The drugs used to execute prisoners in the United States sometimes fail to
work as planned, causing slow and painful deaths that probably violate
constitutional bans on cruel and unusual punishment, a new medical review of
dozens of executions concludes.
Even when administered
properly, the three-drug lethal injection method appears to have caused some
inmates to suffocate while they were conscious and unable to move, instead of
having their hearts stopped while they were sedated, scientists said in a report
published Monday by the online journal PLoS Medicine.
A hospital table, equipped with Velcro straps is shown in the
chamber at the Osborne Correctional Institution in Somers, Conn. in this
2004 file photo. [AP]
No scientific groups have ever validated that lethal injection is humane, the
authors write. Medical ethics bar doctors and other health professionals from
taking part in executions.
The study concluded that the typical "one-size-fits-all" doses of anesthetic
do not take into account an inmate's weight and other key factors. Some inmates
got too little, and in some cases, the anesthetic wore off before the execution

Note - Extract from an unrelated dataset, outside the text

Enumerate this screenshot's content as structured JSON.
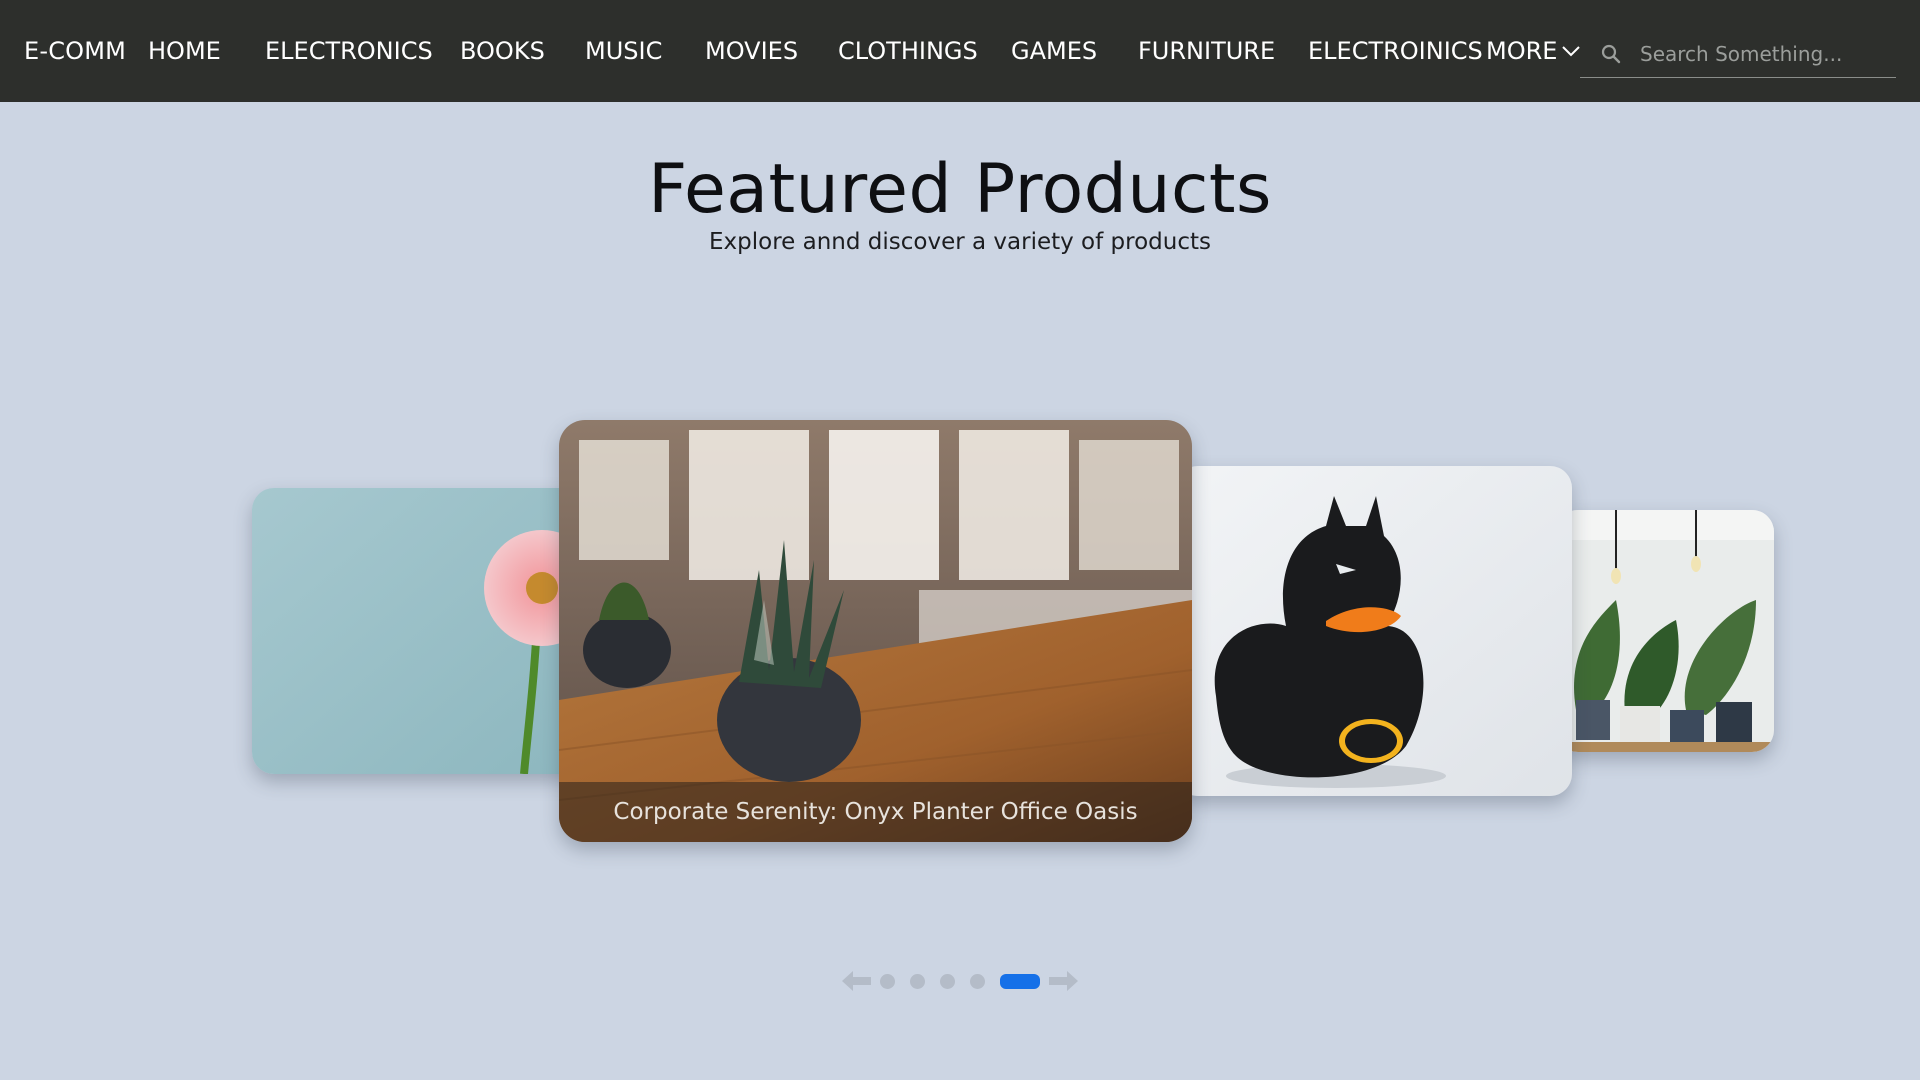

was complete, the authors found.
"You wouldn't be able to use this protocol to kill a pig at the University of
Miami" without more proof that it worked as intended, said Teresa Zimmers, a
biologist there who led the study.
The journal's editors call for abolishing the death penalty, writing: "There
is no humane way of forcibly killing someone."
Lethal injection has been adopted by 37 states as a cheaper and more humane
alternative to electrocution, gas chambers and other execution methods.
But 11 states have suspended its use after opponents alleged it is
ineffective and cruel. The issue came to a head last year in California, when a
federal judge ordered that doctors assist in killing Michael Morales, convicted
of raping and murdering a teenage girl. Doctors refused, and legal arguments
continue in the case.
In 2005 alone, at
least 2,148 people were killed by lethal injection in 22 countries, the
editors write, citing Amnesty International figures. Of the 53 executions in the
United States in 2006, all but one were by lethal injection.
The new review was written by many of the same authors who touched off
controversy when they published a 2005 report suggesting that many inmates were
conscious and possibly suffering when the last of the drugs was given.
That report was criticized for its methodology, which relied on blood samples
taken from prisoners hours after executions.
The new paper looked at the executions of 40 prisoners in North Carolina
since 1984 and about a dozen in California, plus incomplete information from
Florida and Virginia. The authors analyzed details such as the dose the inmates
received, their weight and the time they needed to die.
Most states use three drugs - thiopental, an anesthetic;
pancuronium bromide, a nerve blocker and muscle paralyzer; and potassium
chloride, a drug to stop the heart. Each is supposed to be capable of killing
all by itself, but if not, the anesthetic is supposed to render the inmate
unconscious while the other drugs do the job.